Recently, my team at IREX worked with colleagues to create a content strategy and redesign our website. During the redesign, one of the most important steps was drafting a content model.
The content model that you see above helped us save countless hours during and after the redesign. Months later, we’re using it to improve results for the organization and our users.
Content models aren’t as intuitive or widely understood as sitemaps, wireframes, or design comps. But I’d argue that they’re even more important for helping organizations build the right thing. I’d like to share a bit about our process to encourage other nonprofits to embrace content modeling, too. Read more . . .
As a content strategist, I often ask two questions: “What are we trying to achieve?” and “Who are the users?” The answers serve as a foundation for almost everything that comes next—from conducting research to designing and implementing a strategy.
But I’ve found that a third question is equally valuable: “Can we build and maintain our solutions in an efficient and effective way?”
To address this question out in the open, I’ve started developing guiding principles as part of my content strategy process. At IREX, we’ve built our guiding principles into our digital content strategy. As a result, it’s easier to let our principles guide us each time we discuss objectives and users. Read more . . .
Posted on November 22, 2016 by Josh Tong - Tools and resources
Earlier this year, I wrote about how we are creating and implementing a digital content strategy at IREX, an international NGO with offices in 20 countries and participants in more than 100.
Collaboration is an essential ingredient in any content strategy. But because IREX’s staff members are distributed across five continents, it’s all the more important for us to coordinate our work in efficient and effective ways.
To help solve this challenge, we created a digital service manual that outlines roles, processes, guidelines, a digital roadmap, and more. In this post, I’ll briefly describe the types of content that we included in our manual and the steps we took to develop it. I’ll also share a template for content strategists and digital directors to use when drafting their own digital service manuals. Read more . . .
Posted on October 3, 2016 by Josh Tong - Theory and practice
In July 2016, my team launched a redesigned website for IREX, the international NGO where we work. David Hobbs Consulting contacted me to discuss our process.
The following interview originally appeared on DavidHobbsConsulting.com. During our conversation, David and I discussed my team’s decisions for the redesign, including our approach to user research, stakeholder alignment, content migration, and content strategy.

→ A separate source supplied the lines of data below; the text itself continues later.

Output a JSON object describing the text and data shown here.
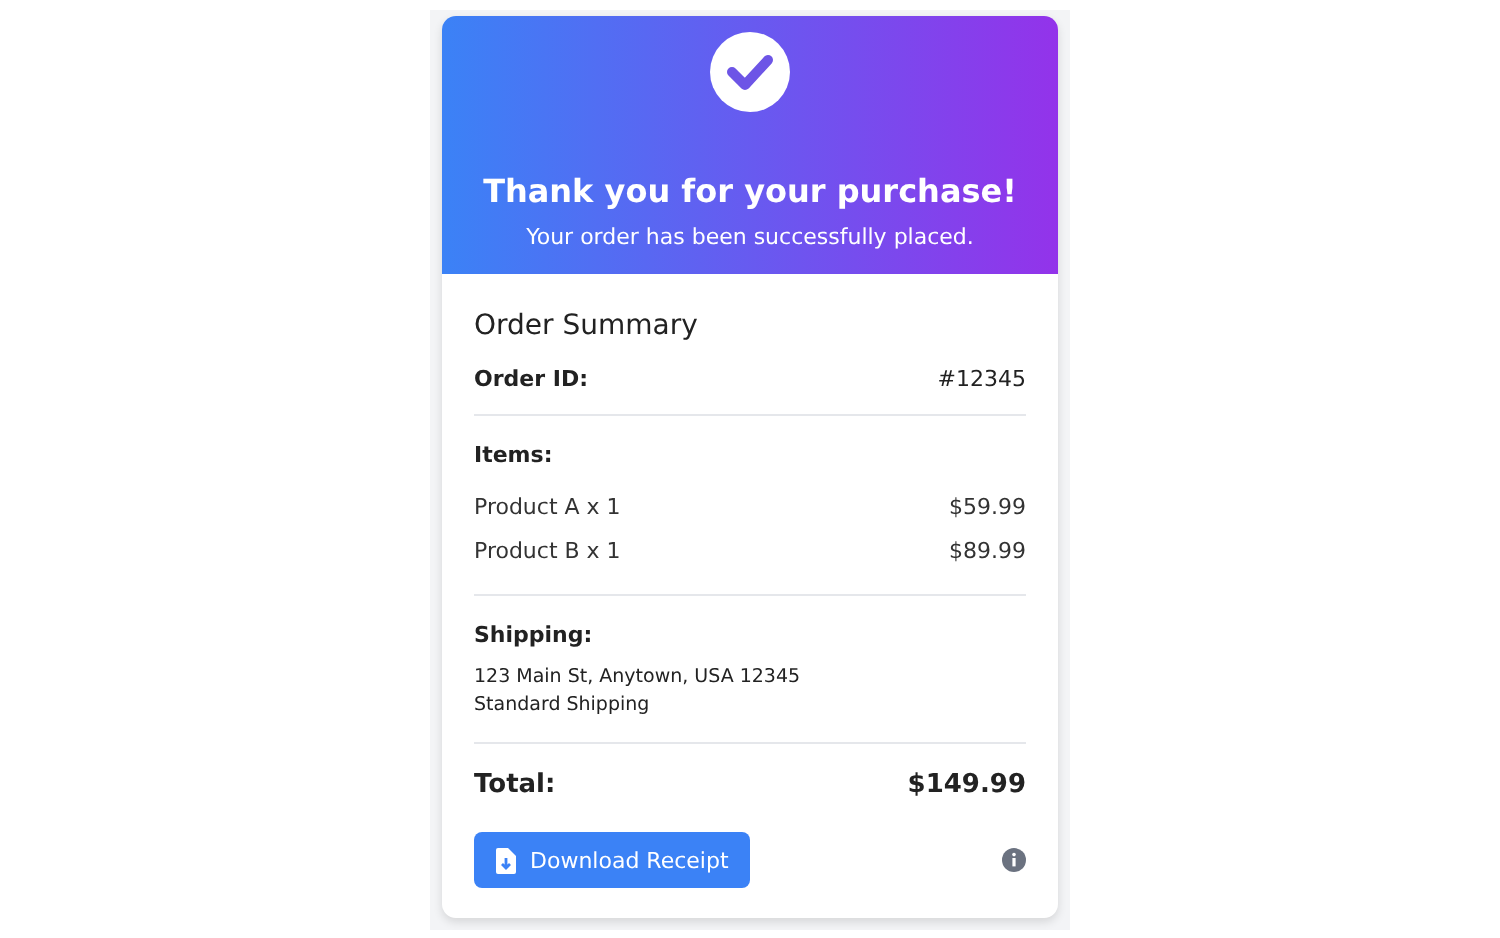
{
  "header": {
    "title": "Thank you for your purchase!",
    "subtitle": "Your order has been successfully placed."
  },
  "summary": {
    "heading": "Order Summary",
    "order_id_label": "Order ID:",
    "order_id": "#12345",
    "items_label": "Items:",
    "items": [
      {
        "name": "Product A x 1",
        "price": "$59.99"
      },
      {
        "name": "Product B x 1",
        "price": "$89.99"
      }
    ],
    "shipping_label": "Shipping:",
    "shipping_lines": [
      "123 Main St, Anytown, USA 12345",
      "Standard Shipping"
    ],
    "total_label": "Total:",
    "total": "$149.99"
  },
  "download_button": "Download Receipt"
}
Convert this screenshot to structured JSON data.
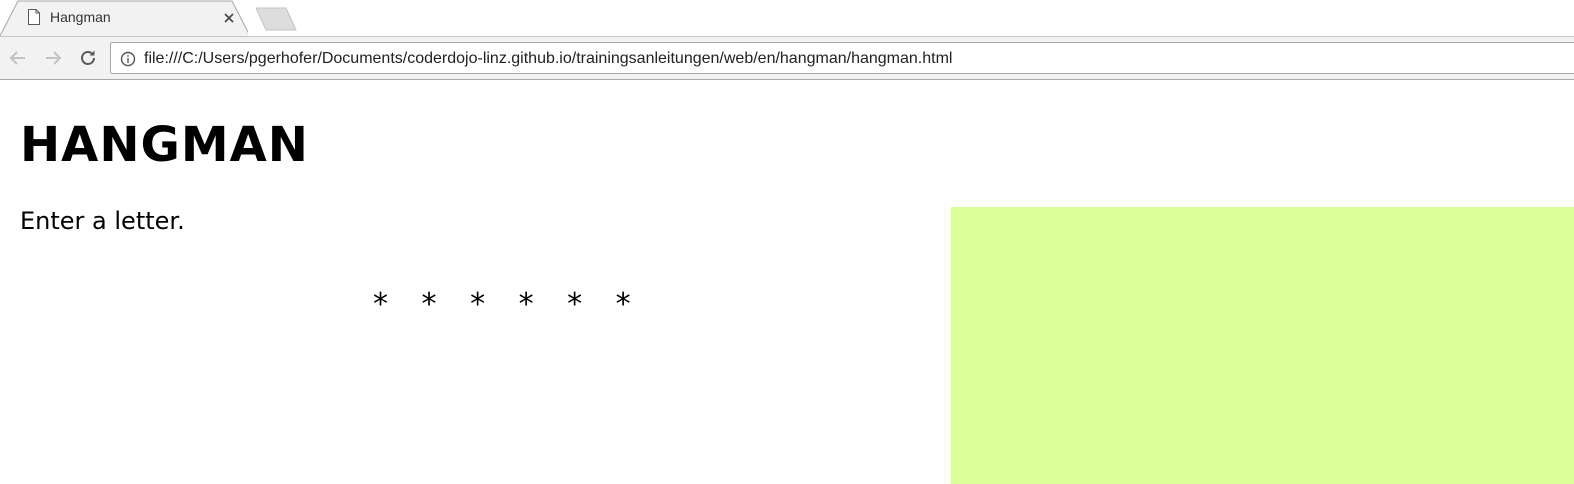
{
  "tab": {
    "title": "Hangman",
    "favicon": "page-icon",
    "close": "close-icon"
  },
  "toolbar": {
    "back_icon": "back-arrow-icon",
    "forward_icon": "forward-arrow-icon",
    "reload_icon": "reload-icon",
    "info_icon": "info-icon",
    "url": "file:///C:/Users/pgerhofer/Documents/coderdojo-linz.github.io/trainingsanleitungen/web/en/hangman/hangman.html"
  },
  "page": {
    "title": "HANGMAN",
    "prompt": "Enter a letter.",
    "masked_word": "* * * * * *",
    "drawing_background": "#dcff99"
  },
  "colors": {
    "tab_strip": "#ffffff",
    "toolbar": "#f2f2f2",
    "drawing_area": "#dcff99"
  }
}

Read more . . .
It’s no secret that many US nonprofits have struggled to recover after the recession. As old funding models decline, nonprofits are anxiously searching for new models that might lead to more financial stability.
How can nonprofits continue to fund their important work without compromising their mission or alienating their supporters?
A report published in the Nieman Lab describes how public media could supplement its old fundraising model with a new model of membership. The report should be required reading for all nonprofits and digital strategists. Read more . . .
In the right situations, agile and lean approaches can make content strategy and governance projects more effective.
In this post, I’d like to bring together some ideas from Corey Vilhauer on “small content strategy,” Melissa Breker and Kathy Wagner on content governance and workflow, Lisa Welchman on digital governance, and Dimagi on organizational readiness for technology systems.
I’ll also share some ideas from my own work, including a four-step process that uses agile and lean principles to improve governance and workflow.
Interested? Read more . . .
Posted on February 24, 2015 by Josh Tong - Theory and practice
I’ve been thinking about a question that Sara Wachter-Boettcher recently posed:
Our web-team processes may be more collaborative and iterative than ever—we may be sketching, testing, adapting, and prototyping. But how often are the people who’ll live out our strategies and manage content for the long term . . . included in that process?
She offers great advice about how hands-on workshops can be much more effective than traditional training sessions. I agree that it is far better to build a solution with, not for, the people who need to own it. And as Wachter-Boettcher points out, there are about a million opportunities throughout a project to include other teams in your team’s process.
I believe that one of the most important opportunities occurs at the very outset of a project, before the teams have even agreed to work together.
This is the perfect time to stop and ask each other, “What style of collaboration is right for this project? How can we work better across teams, not just within them?” Read more . . .
Posted on January 12, 2015 by Josh Tong - Tools and resources
I’d like to share a tool that I recently put together to address a common content problem.
This tool is not a substitute for a comprehensive content strategy. However, if your organization has not yet decided to create a content strategy, this tool could help nudge teams in that direction while solving some important content issues. Read more . . .
Design thinking allows teams to broaden their perspective by learning about their users’ needs. Teams can then redefine problems from their users’ point of view, generate fresh ideas, and test prototypes with the people who will use the final product or service.
Unfortunately, design thinking makes many organizations uncomfortable. So how can we introduce design thinking in a nonthreatening way? One inexpensive but powerful method is journey mapping. Read more . . .
Posted on July 10, 2014 by Josh Tong - Theory and practice
If we want our content to reach its full potential, then we need content strategy and content marketing to work together. Otherwise, we’ll only frustrate our readers, our stakeholders, and ourselves.
What’s holding us back, and how can we move forward? Read more . . .